Whatever is happening to denim, it is clearly being driven both by price factors and by consumers' evolving shopping habits. This alone is a clear signal that it may be too soon to talk about a decline in denim across the board, even if athleisure is the trend these lower-tier brands and stores are counting on to pull them through the uncertainty. The landscape is changing, but that doesn't mean denim is disappearing.

4. Shoppers are buying more apparel online. A third indisputable trend is that digital commerce is growing rapidly for apparel. As Drexler summed up, "customers are shopping online more than ever. The world is changing, and customer behavior and expectations are changing even faster."

The shift in apparel sales to digital has been widely documented, as has the recent scramble among holdout brands to adopt smart e-commerce plans. eMarketer forecasts the size of the online apparel market to reach $86 billion by 2018, putting the e-commerce category behind only consumer electronics in both size and growth rate. Digital commerce now accounts for 20 percent of all apparel sales, and that number is growing rapidly.

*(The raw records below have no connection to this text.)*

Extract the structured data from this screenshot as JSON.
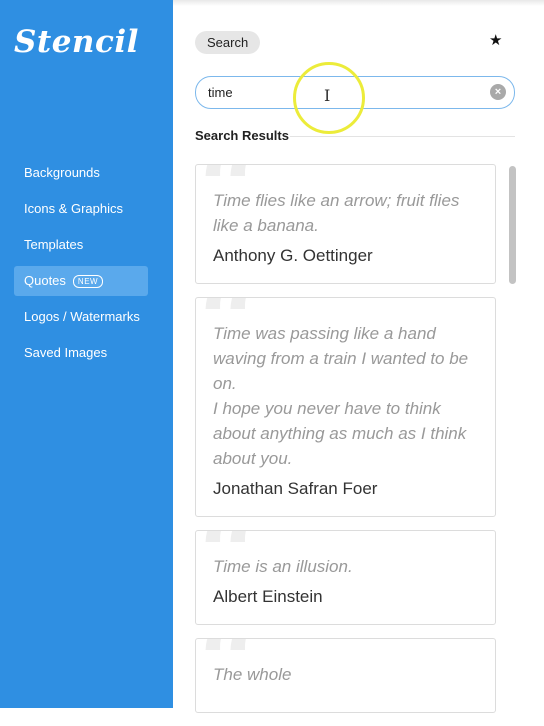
{
  "app": {
    "logo": "Stencil"
  },
  "sidebar": {
    "items": [
      {
        "label": "Backgrounds"
      },
      {
        "label": "Icons & Graphics"
      },
      {
        "label": "Templates"
      },
      {
        "label": "Quotes",
        "badge": "NEW",
        "active": true
      },
      {
        "label": "Logos / Watermarks"
      },
      {
        "label": "Saved Images"
      }
    ]
  },
  "header": {
    "tab_label": "Search",
    "star_icon": "star-icon"
  },
  "search": {
    "value": "time",
    "clear_icon": "clear-icon"
  },
  "results": {
    "heading": "Search Results",
    "items": [
      {
        "quote": "Time flies like an arrow; fruit flies like a banana.",
        "author": "Anthony G. Oettinger"
      },
      {
        "quote": "Time was passing like a hand waving from a train I wanted to be on.\nI hope you never have to think about anything as much as I think about you.",
        "author": "Jonathan Safran Foer"
      },
      {
        "quote": "Time is an illusion.",
        "author": "Albert Einstein"
      },
      {
        "quote": "The whole",
        "author": ""
      }
    ]
  },
  "colors": {
    "sidebar": "#2f8fe2",
    "active_item": "#5aa9ec",
    "input_border": "#7cb8ec",
    "cursor_highlight": "#ecec3a"
  }
}
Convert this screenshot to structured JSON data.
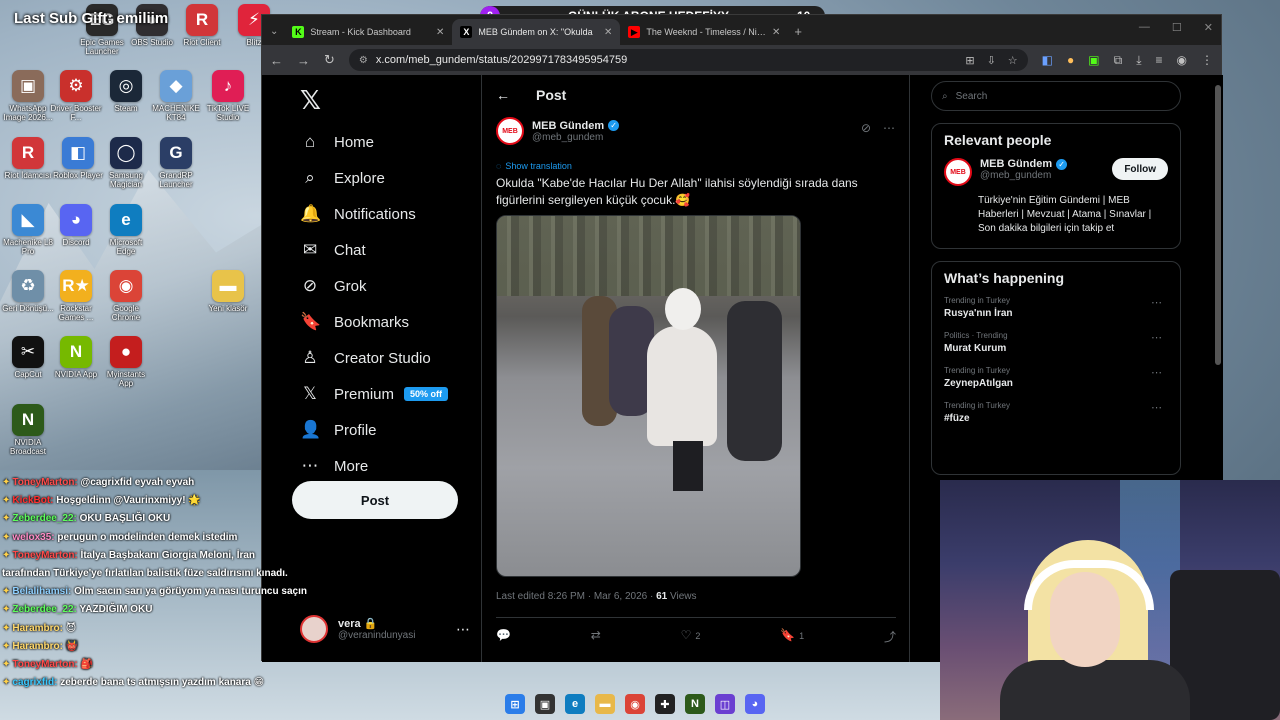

Digital commerce technologies have responded with a host of features that make shopping for denim online easier than ever, including customer-informed fit guides, fit videos, and detailed customer reviews. Retailers are responding with omnichannel solutions and relaxed return policies that further reduce the risk.

Until recently, customers were using online resources to research in-store purchases. Now they seem to be using brick-and-mortar stores to try new styles, but pulling the purchase trigger online. Until we know how the migration to digital commerce is affecting offline sales, we can't meaningfully evaluate the true state of denim.

5. Digital commerce sales of premium denim are growing. As mentioned, NPD (whose report of a 6 percent drop incited the rush to call 2014 the year the denim died) reported premium denim grew 17.3 percent in the year ending February 2013. Just this quarter, Women’s Wear Daily predicted a bright future for premium denim (albeit more so in Europe than North America). These rosy reports include offline retail.

At Onestop Internet, we handle the e-commerce operations for a number of high-end apparel brands including a robust portfolio of premium denim brands, the majority of which are enjoying significant online growth. Year-to-date e-commerce revenues for this category are up 24 percent on average. Over the cyber holiday weekend, Onestop's premium denim brands beat last year’s online revenues by 37 percent.

Digital sales of premium denim are undoubtedly benefitting from the overall migration to digital commerce. But there is another important factor at work. Even as the premium denim marketplace becomes crowded with competition from new brands, higher-end customers are finding quality, fit and brand experience. And, according to NPD itself, quality matters more than ever to women's apparel shoppers.

In his role as Onestop's CEO, John Tomich is responsible for successfully guiding the company's continued growth and product innovation. 
This ad will auto-close in 10 seconds